As Sunday marks the 100th anniversary of Armistice Day, England Lacrosse has taken a delve into the archives to uncover the stories of the roles the lacrosse community played during the First World War.
As part of the collective effort, The Ladies Lacrosse Association were keen to offer their support and between 1915-17 set up yearly benefit matches to raise money for war charities.
The match in 1915 was played at Richmond Athletic Ground on 10 April; the England team played a team selected from Roedean School and others in aid of unspecified war charities with the match reported on in several national newspapers and watched by about 500 spectators in which England won 12-7.
The minutes of the General Meeting held on 17 July 1915 report that the proceeds of the match in aid of a war fund came to £35.
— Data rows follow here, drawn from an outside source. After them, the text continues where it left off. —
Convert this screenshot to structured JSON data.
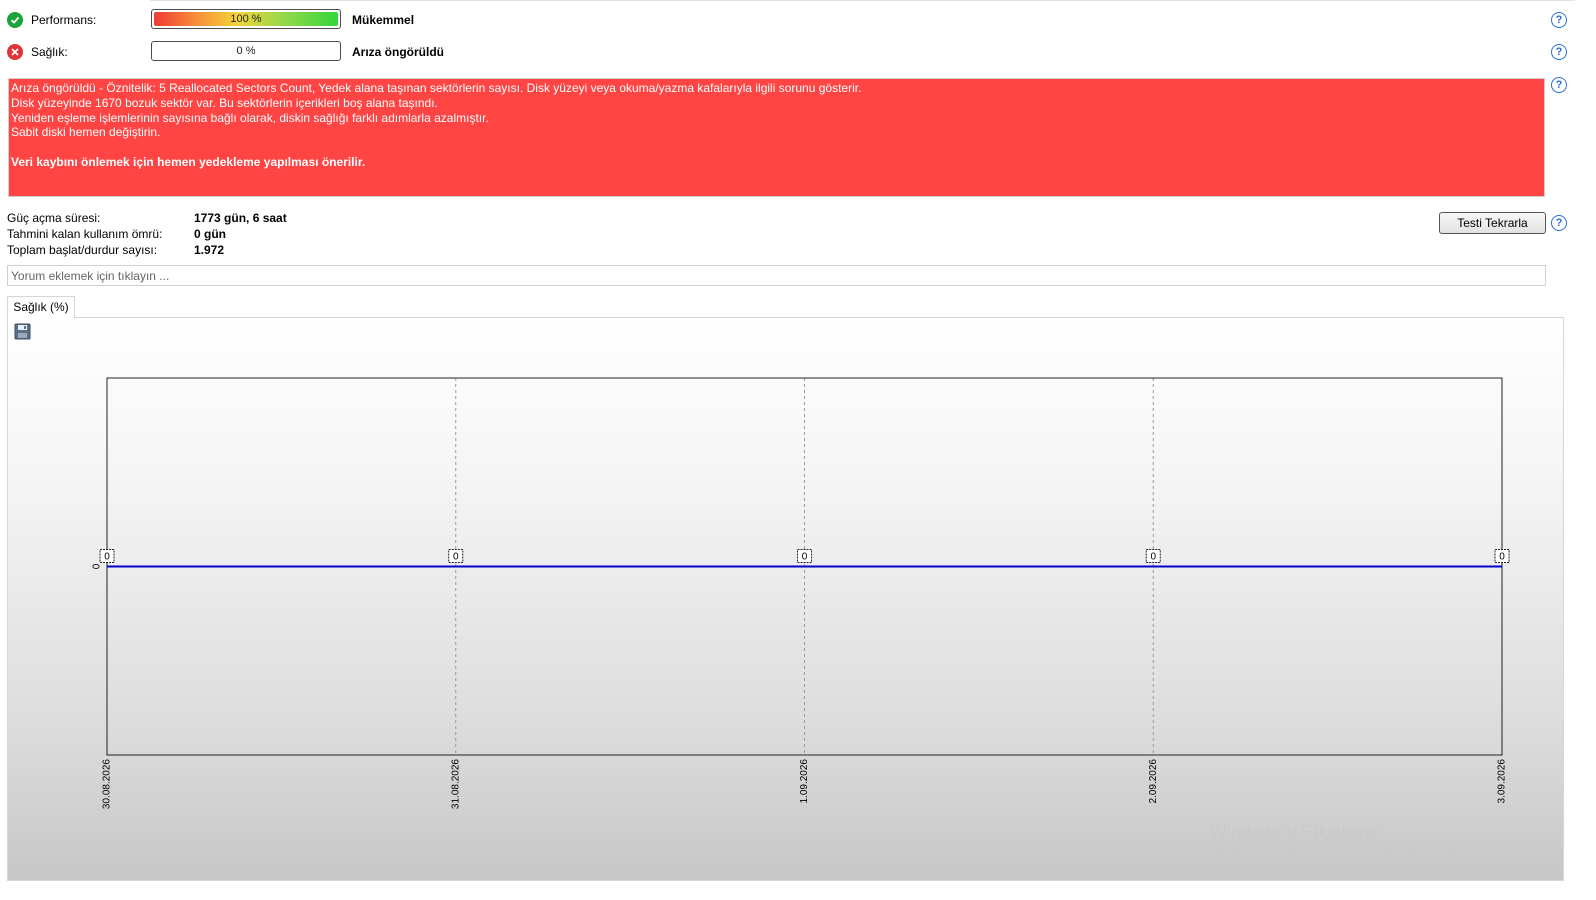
{
  "status": {
    "performance": {
      "label": "Performans:",
      "meter_text": "100 %",
      "level": 1.0,
      "verdict": "Mükemmel"
    },
    "health": {
      "label": "Sağlık:",
      "meter_text": "0 %",
      "level": 0.0,
      "verdict": "Arıza öngörüldü"
    }
  },
  "alert": {
    "lines": [
      "Arıza öngörüldü - Öznitelik: 5 Reallocated Sectors Count, Yedek alana taşınan sektörlerin sayısı. Disk yüzeyi veya okuma/yazma kafalarıyla ilgili sorunu gösterir.",
      "Disk yüzeyinde 1670 bozuk sektör var. Bu sektörlerin içerikleri boş alana taşındı.",
      "Yeniden eşleme işlemlerinin sayısına bağlı olarak, diskin sağlığı farklı adımlarla azalmıştır.",
      "Sabit diski hemen değiştirin."
    ],
    "recommendation": "Veri kaybını önlemek için hemen yedekleme yapılması önerilir.",
    "color": "#ff4444"
  },
  "info": {
    "power_on_label": "Güç açma süresi:",
    "power_on_value": "1773 gün, 6 saat",
    "remaining_label": "Tahmini kalan kullanım ömrü:",
    "remaining_value": "0 gün",
    "startstop_label": "Toplam başlat/durdur sayısı:",
    "startstop_value": "1.972"
  },
  "retest_label": "Testi Tekrarla",
  "comment": {
    "placeholder": "Yorum eklemek için tıklayın ...",
    "value": ""
  },
  "tab_label": "Sağlık (%)",
  "chart_data": {
    "type": "line",
    "x": [
      "30.08.2026",
      "31.08.2026",
      "1.09.2026",
      "2.09.2026",
      "3.09.2026"
    ],
    "series": [
      {
        "values": [
          0,
          0,
          0,
          0,
          0
        ],
        "color": "#0000cc"
      }
    ],
    "data_labels": [
      "0",
      "0",
      "0",
      "0",
      "0"
    ],
    "y_ticks": [
      "0"
    ],
    "grid": true
  },
  "watermark": {
    "title": "Windows'u Etkinleştir",
    "subtitle": "Windows'u etkinleştirmek için Ayarlar'a gidin."
  }
}
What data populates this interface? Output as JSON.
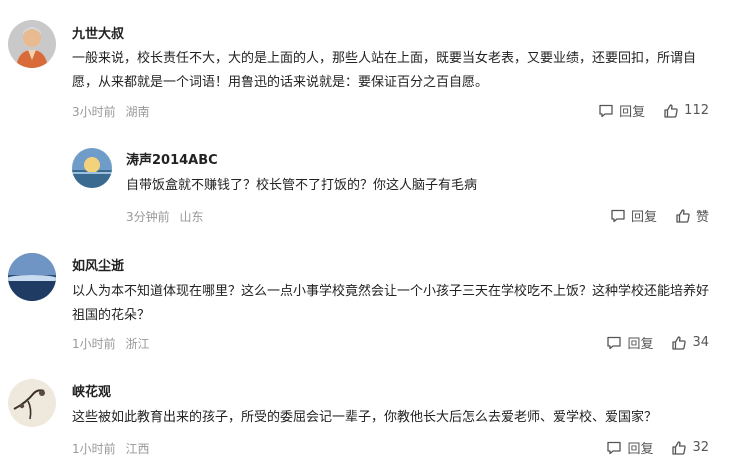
{
  "comments": [
    {
      "user": "九世大叔",
      "text": "一般来说，校长责任不大，大的是上面的人，那些人站在上面，既要当女老表，又要业绩，还要回扣，所谓自愿，从来都就是一个词语！用鲁迅的话来说就是：要保证百分之百自愿。",
      "time": "3小时前",
      "location": "湖南",
      "reply_label": "回复",
      "likes": "112"
    },
    {
      "user": "涛声2014ABC",
      "text": "自带饭盒就不赚钱了？校长管不了打饭的？你这人脑子有毛病",
      "time": "3分钟前",
      "location": "山东",
      "reply_label": "回复",
      "likes": "赞"
    },
    {
      "user": "如风尘逝",
      "text": "以人为本不知道体现在哪里？这么一点小事学校竟然会让一个小孩子三天在学校吃不上饭？这种学校还能培养好祖国的花朵？",
      "time": "1小时前",
      "location": "浙江",
      "reply_label": "回复",
      "likes": "34"
    },
    {
      "user": "峡花观",
      "text": "这些被如此教育出来的孩子，所受的委屈会记一辈子，你教他长大后怎么去爱老师、爱学校、爱国家？",
      "time": "1小时前",
      "location": "江西",
      "reply_label": "回复",
      "likes": "32"
    }
  ]
}
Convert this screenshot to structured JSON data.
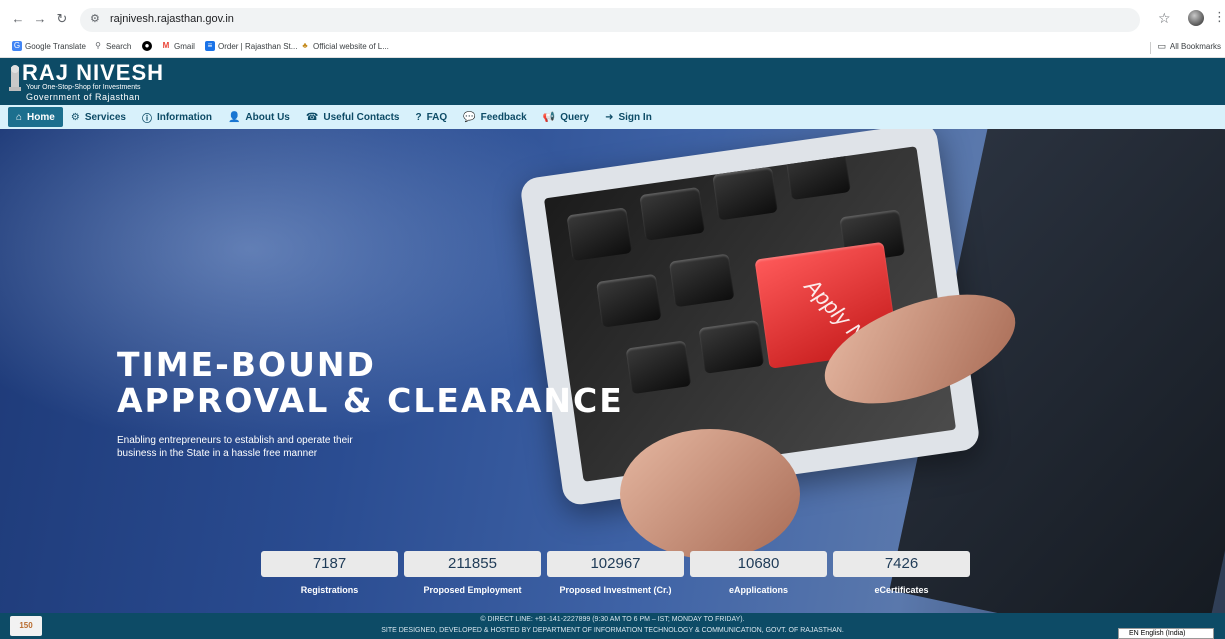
{
  "browser": {
    "url": "rajnivesh.rajasthan.gov.in",
    "bookmarks": [
      {
        "label": "Google Translate",
        "icon": "translate-icon",
        "color": "#4285f4"
      },
      {
        "label": "Search",
        "icon": "search-icon",
        "color": "#5f6368"
      },
      {
        "label": "",
        "icon": "github-icon",
        "color": "#000000"
      },
      {
        "label": "Gmail",
        "icon": "gmail-icon",
        "color": "#ea4335"
      },
      {
        "label": "Order | Rajasthan St...",
        "icon": "order-icon",
        "color": "#1a73e8"
      },
      {
        "label": "Official website of L...",
        "icon": "emblem-icon",
        "color": "#c58b1e"
      }
    ],
    "all_bookmarks": "All Bookmarks"
  },
  "header": {
    "title": "RAJ NIVESH",
    "tagline": "Your One-Stop-Shop for Investments",
    "gov": "Government of Rajasthan",
    "bg_color": "#0d4b66"
  },
  "nav": {
    "items": [
      {
        "label": "Home",
        "icon": "home-icon",
        "glyph": "⌂"
      },
      {
        "label": "Services",
        "icon": "gear-icon",
        "glyph": "⚙"
      },
      {
        "label": "Information",
        "icon": "info-icon",
        "glyph": "ⓘ"
      },
      {
        "label": "About Us",
        "icon": "user-icon",
        "glyph": "👤"
      },
      {
        "label": "Useful Contacts",
        "icon": "contact-icon",
        "glyph": "☎"
      },
      {
        "label": "FAQ",
        "icon": "question-icon",
        "glyph": "?"
      },
      {
        "label": "Feedback",
        "icon": "comments-icon",
        "glyph": "💬"
      },
      {
        "label": "Query",
        "icon": "megaphone-icon",
        "glyph": "📢"
      },
      {
        "label": "Sign In",
        "icon": "sign-in-icon",
        "glyph": "➜"
      }
    ]
  },
  "hero": {
    "title_line1": "TIME-BOUND",
    "title_line2": "APPROVAL & CLEARANCE",
    "subtitle": "Enabling entrepreneurs to establish and operate their business in the State in a hassle free manner",
    "key_label": "Apply Now"
  },
  "stats": [
    {
      "value": "7187",
      "label": "Registrations"
    },
    {
      "value": "211855",
      "label": "Proposed Employment"
    },
    {
      "value": "102967",
      "label": "Proposed Investment (Cr.)"
    },
    {
      "value": "10680",
      "label": "eApplications"
    },
    {
      "value": "7426",
      "label": "eCertificates"
    }
  ],
  "footer": {
    "line1": "© DIRECT LINE: +91-141-2227899 (9:30 AM TO 6 PM – IST; MONDAY TO FRIDAY).",
    "line2": "SITE DESIGNED, DEVELOPED & HOSTED BY DEPARTMENT OF INFORMATION TECHNOLOGY & COMMUNICATION, GOVT. OF RAJASTHAN.",
    "language": "EN English (India)"
  }
}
It was agreed that this should be increased to £40 and four charities were nominated to be in receipt of the monies: the Officers Families Fund, the Professional Classes War Relief Fund, the French Red Cross and the Scottish Women’s Hospitals for Foreign Service.
The General Meeting voted in favour of the monies being sent to the Scottish Women’s Hospitals for Foreign Service with £25 being given straight away to endow a bed for half a year and the remaining £15 to be given away later on.
In 1916 & 17, the England team then continued to play a match for the benefit of the London Units of the Scottish Women’s Hospitals.
The 1916 match, played at Richmond Athletic Ground, on 15 April was against a combined team of players from Bedford and Dartford Physical Training Colleges in which England won 16-6.
In 1917 the England team played Scotland at Richmond Athletic Ground on 31 March and monies raised were sent for the upkeep of the bed endowed in the previous year, again won by England 12-5.
A total of £50 was sent to the London Units of the Scottish Women’s Hospitals for Foreign Service to endow a bed at the Royaumont Hospital in France.
The remarkable part of this story, illustrating the true worldwide involvement during the Great War, comes from the thank you letter received by the Association from the hospital.
The letter reports that the bed at the hospital was taken by a wounded soldier named Ali Ben Hassan, from Tunisia.
Ben Hassan was wounded on 1 July 1916 at the Somme, the very first day of battle and known as the bloodiest day in the history of the British Army.
The letter, in full below, received by the Ladies Lacrosse Association details the harrowing situations the young man had been involved in and the devastation caused that tore families apart all around the world.
All the above information has been kindly provided by Karen Davies, curator of the Levick-Boyd Women’s Lacrosse archives.
The archive is always looking for new donations of lacrosse history and memorabilia and can be contacted about the archive collection at firstname.lastname@example.org.